Plants often have associations with them. While some plants are trendy or are the latest must have, some are associated with family and special times. Flowers especially remind us of loved ones and this time of the year when the garden bursts into spring nature rewards us with all the flowering treasures that make up so many happy associations.
Indigenous St John’s lily or Clivia are spectacular this time of the year. Growing in clumps which increase every year Clivia thrive in shade or semi-shade. The most common are the classic narrow leafed orange and the popular hybrids which have a broader leaf known as Belgium Hybrids. Clivia flowers are very striking and each plant can be very different which is what makes them so collectable. Look for rounded petals close together to thinner loose petals. The colour intensity leads from a salmon orange to almost a tomato orange and anything in between. The throats vary in depth and some of the most unusual are green but most shades of yellow.
Clivia can be grown from seed which takes about four years to mature. Plant seeds in potting soil with the flesh on. Seeds should be on their side and about halfway into the soil. Keep them well watered and they will germinate in a few months. The darker red the seeds are, the darker orange the flower and the yellow Clivia’s have shades of yellow seed. You can cross pollinate your own Clivia’s to select your favourite trait which is how we end up with such a vast range of colour variations which often make their way across generations as collections grow and are shared.
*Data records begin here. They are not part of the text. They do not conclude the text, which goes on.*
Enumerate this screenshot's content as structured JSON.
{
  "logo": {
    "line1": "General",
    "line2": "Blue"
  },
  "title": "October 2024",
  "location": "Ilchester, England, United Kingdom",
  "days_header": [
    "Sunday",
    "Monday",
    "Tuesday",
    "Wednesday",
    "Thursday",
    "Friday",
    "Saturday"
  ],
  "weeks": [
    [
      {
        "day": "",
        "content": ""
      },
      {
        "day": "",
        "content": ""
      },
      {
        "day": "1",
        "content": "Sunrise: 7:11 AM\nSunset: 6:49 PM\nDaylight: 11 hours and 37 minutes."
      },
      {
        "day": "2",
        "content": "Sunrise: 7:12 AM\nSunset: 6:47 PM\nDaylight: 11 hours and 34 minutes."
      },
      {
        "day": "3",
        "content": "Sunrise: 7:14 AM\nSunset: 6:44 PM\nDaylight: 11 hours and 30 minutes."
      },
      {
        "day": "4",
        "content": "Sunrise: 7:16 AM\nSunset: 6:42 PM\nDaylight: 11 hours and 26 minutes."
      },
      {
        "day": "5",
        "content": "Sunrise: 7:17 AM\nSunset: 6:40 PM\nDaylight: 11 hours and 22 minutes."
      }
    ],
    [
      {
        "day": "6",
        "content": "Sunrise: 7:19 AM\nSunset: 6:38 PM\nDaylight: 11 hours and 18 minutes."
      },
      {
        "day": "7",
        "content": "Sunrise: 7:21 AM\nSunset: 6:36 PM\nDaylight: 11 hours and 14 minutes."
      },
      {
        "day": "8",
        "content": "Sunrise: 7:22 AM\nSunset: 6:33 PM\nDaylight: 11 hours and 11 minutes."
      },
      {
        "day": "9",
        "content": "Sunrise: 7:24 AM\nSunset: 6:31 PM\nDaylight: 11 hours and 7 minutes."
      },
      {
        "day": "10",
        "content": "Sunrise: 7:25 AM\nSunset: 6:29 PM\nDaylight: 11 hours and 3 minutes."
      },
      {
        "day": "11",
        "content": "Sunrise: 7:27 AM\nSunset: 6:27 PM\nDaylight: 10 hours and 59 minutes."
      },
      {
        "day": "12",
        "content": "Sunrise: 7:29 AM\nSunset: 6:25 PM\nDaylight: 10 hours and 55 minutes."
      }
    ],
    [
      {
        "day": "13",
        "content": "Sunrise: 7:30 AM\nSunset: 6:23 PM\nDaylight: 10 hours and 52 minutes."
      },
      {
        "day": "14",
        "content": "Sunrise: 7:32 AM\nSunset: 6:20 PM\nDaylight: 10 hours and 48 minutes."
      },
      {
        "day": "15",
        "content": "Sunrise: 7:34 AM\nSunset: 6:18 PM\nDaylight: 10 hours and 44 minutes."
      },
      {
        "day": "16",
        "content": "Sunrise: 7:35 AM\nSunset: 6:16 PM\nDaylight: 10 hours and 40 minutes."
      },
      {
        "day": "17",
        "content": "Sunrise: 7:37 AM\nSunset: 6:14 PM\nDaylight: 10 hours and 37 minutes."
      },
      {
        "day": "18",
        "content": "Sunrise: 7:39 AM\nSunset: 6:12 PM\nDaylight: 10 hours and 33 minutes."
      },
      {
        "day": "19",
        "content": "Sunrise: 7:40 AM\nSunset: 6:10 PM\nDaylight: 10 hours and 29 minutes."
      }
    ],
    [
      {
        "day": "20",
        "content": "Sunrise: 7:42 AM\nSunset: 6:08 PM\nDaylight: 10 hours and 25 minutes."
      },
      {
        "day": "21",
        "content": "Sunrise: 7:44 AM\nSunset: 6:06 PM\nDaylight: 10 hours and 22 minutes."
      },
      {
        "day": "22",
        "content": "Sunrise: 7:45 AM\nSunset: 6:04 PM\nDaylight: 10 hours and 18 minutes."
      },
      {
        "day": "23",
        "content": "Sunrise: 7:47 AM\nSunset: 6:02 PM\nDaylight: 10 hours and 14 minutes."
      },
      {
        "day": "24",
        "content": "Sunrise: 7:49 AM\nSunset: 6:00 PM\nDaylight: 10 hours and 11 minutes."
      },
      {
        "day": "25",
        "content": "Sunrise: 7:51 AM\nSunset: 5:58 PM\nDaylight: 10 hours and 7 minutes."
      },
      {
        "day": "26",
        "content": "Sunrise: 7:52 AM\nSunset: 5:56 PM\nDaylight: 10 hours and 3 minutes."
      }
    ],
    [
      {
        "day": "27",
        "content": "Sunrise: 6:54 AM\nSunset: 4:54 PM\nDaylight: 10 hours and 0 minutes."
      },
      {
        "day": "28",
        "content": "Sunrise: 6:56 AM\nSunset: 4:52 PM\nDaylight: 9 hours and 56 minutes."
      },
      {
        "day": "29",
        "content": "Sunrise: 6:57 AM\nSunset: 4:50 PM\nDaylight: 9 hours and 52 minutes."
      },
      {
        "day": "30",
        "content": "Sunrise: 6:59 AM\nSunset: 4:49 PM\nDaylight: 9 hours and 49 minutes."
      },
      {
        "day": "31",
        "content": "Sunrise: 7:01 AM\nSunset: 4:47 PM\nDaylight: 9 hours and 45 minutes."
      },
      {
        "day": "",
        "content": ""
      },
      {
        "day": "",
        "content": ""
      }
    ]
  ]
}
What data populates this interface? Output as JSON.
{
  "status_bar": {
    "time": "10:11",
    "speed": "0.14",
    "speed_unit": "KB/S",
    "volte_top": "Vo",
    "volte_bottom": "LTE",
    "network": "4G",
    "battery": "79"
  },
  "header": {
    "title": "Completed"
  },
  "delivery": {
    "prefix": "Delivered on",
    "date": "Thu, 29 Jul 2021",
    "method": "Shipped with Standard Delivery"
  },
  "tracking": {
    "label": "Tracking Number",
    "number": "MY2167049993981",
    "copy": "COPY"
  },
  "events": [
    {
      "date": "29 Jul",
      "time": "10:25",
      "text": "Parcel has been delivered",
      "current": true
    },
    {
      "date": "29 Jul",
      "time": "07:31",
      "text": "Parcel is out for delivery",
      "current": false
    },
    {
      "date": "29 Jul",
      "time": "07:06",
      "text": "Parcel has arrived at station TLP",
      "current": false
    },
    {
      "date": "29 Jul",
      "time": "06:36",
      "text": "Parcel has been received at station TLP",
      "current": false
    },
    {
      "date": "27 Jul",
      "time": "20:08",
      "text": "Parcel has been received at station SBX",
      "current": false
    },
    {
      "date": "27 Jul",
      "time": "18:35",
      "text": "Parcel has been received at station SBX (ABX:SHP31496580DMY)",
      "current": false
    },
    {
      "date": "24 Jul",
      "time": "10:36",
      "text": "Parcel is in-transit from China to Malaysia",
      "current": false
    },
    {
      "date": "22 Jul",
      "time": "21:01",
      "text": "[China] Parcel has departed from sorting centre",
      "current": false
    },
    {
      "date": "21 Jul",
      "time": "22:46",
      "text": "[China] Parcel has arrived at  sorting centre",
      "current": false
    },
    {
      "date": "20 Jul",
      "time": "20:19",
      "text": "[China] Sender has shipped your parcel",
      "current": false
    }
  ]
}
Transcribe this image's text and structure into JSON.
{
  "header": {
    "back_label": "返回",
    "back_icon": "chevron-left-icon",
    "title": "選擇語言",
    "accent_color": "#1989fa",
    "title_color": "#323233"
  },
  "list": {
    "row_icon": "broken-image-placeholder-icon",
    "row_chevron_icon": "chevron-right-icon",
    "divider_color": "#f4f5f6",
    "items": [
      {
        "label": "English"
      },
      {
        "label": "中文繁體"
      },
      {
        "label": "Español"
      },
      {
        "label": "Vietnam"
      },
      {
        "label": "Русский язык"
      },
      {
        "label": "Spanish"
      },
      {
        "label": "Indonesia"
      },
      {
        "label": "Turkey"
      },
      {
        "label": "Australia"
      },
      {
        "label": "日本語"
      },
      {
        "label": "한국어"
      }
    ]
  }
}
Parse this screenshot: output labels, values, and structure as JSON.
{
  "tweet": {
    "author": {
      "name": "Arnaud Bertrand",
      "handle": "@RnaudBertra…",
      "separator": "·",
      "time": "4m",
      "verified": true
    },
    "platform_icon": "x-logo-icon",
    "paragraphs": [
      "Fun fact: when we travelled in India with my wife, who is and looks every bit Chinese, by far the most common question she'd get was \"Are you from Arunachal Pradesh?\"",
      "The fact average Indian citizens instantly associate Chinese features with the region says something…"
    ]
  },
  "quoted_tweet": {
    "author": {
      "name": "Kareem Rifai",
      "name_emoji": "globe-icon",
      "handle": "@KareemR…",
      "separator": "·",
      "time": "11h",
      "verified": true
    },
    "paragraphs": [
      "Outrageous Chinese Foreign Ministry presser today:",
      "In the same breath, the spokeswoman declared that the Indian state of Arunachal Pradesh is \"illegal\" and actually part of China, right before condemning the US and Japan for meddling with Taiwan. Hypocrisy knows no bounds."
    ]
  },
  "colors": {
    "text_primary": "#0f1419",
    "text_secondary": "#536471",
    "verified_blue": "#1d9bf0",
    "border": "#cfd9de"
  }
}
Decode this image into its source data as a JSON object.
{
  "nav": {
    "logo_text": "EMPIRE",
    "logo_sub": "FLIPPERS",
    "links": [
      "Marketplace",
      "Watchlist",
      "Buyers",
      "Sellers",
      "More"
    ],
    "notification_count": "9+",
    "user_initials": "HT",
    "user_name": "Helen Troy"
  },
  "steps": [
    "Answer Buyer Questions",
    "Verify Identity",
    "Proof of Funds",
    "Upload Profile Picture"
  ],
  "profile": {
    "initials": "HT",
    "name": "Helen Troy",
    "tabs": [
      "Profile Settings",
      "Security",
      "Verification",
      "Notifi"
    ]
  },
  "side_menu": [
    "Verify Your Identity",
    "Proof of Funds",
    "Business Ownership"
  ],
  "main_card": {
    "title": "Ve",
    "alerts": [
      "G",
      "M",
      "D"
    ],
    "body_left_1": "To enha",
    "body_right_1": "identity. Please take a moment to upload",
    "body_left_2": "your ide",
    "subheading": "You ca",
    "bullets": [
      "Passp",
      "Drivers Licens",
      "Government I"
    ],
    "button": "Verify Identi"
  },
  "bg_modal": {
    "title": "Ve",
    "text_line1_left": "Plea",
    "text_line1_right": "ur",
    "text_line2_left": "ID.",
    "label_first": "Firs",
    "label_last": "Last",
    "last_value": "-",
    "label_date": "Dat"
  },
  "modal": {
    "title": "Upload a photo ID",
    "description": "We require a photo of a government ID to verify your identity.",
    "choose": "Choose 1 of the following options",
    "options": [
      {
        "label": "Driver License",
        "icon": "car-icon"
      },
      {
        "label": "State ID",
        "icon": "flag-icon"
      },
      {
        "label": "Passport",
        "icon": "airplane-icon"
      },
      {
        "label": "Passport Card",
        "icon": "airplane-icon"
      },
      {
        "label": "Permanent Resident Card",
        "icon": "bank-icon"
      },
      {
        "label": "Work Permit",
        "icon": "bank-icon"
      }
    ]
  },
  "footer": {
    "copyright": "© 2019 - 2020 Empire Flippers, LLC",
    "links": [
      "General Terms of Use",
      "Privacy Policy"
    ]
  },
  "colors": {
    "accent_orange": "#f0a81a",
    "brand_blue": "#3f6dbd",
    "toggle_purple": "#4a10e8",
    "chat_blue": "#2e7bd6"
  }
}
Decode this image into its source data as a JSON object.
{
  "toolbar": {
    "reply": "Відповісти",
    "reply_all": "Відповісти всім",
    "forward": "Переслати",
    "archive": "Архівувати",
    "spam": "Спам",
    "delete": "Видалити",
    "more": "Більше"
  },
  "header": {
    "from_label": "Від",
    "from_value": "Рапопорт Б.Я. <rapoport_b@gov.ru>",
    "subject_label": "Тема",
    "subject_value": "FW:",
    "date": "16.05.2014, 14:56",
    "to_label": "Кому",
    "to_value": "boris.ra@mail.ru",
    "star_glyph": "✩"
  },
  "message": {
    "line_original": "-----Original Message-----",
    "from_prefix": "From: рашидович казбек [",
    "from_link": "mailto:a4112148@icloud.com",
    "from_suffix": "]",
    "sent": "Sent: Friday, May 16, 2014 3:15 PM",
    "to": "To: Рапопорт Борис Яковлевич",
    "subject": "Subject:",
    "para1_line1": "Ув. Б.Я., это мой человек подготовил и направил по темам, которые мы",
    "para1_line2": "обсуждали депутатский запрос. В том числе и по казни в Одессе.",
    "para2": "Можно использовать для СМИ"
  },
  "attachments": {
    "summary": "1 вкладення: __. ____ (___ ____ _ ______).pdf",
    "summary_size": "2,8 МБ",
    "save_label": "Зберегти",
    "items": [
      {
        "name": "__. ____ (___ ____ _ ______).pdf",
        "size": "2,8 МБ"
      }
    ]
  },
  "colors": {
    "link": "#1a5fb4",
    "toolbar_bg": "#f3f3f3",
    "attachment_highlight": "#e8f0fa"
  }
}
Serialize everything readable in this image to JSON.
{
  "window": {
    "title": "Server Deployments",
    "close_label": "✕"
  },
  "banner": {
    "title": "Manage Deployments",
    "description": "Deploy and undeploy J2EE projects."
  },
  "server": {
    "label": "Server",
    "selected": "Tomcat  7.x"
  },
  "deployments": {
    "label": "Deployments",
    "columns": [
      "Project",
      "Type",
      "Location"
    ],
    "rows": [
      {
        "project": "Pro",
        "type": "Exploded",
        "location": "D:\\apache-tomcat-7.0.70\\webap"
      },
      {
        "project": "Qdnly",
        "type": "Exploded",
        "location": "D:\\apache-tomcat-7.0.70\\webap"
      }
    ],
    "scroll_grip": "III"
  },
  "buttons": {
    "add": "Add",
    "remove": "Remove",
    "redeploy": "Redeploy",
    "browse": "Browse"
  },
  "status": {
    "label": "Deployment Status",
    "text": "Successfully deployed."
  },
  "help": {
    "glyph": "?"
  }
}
Grown by gardeners around the world for fragrance and colour Lavender is one of the easiest perennials to grow. Suited to any style of gardening we see lavender in formal clipped gardens to romantic and fairy gardens. Lavender comes from the Mediterranean and drier regions of Europe. In SA as a water wise plant they are well suited to full sun borders and in containers around the pool. This is the best time of the year to select your lavender as the colour selection makes you spoilt for choice. Lavender should be cut back twice a year to keep it compact and to extend its longevity. Lavender lasts for about two to three years depending on how you look after it. Lavender likes to stay dry with very little fertiliser and should be cut back after flowering in midsummer and again in early August to keep it looking fresh.
Getting roses ready to shine
By now your roses will be in full leaf and looking great. Boost their performance by feeding with Sudden Impact and repeat every six weeks. Sudden Impact is an organic rose food which also means that the roses are not forced and grow naturally with tougher leaves and flowers with deeper colour and stronger fragrance. Roses fed organically also need less spraying against insects and tend to be more resilient against mildew. If you need to spray your roses use Rosecare. As a combination insecticide and fungicide it does everything you need to keep your first flush of flowers due in a couple of weeks safe.
Mexican rock roses
Becoming more popular each year and just as collectable are the Echiveria or Rock Roses as they are also known. Older gardeners will remember them from their childhood. Today they have been dusted off and made very fashionable by young gardeners because they are so easy to grow, water wise and hardy. The varieties available today are endless and this makes them fun to collect. Leaves are predominantly shades of blue grey and some of the newer blacks to chocolate leafed ones are slowly coming onto the market. September into October is their flowering time and they flower in shades of orange and red for weeks at a time.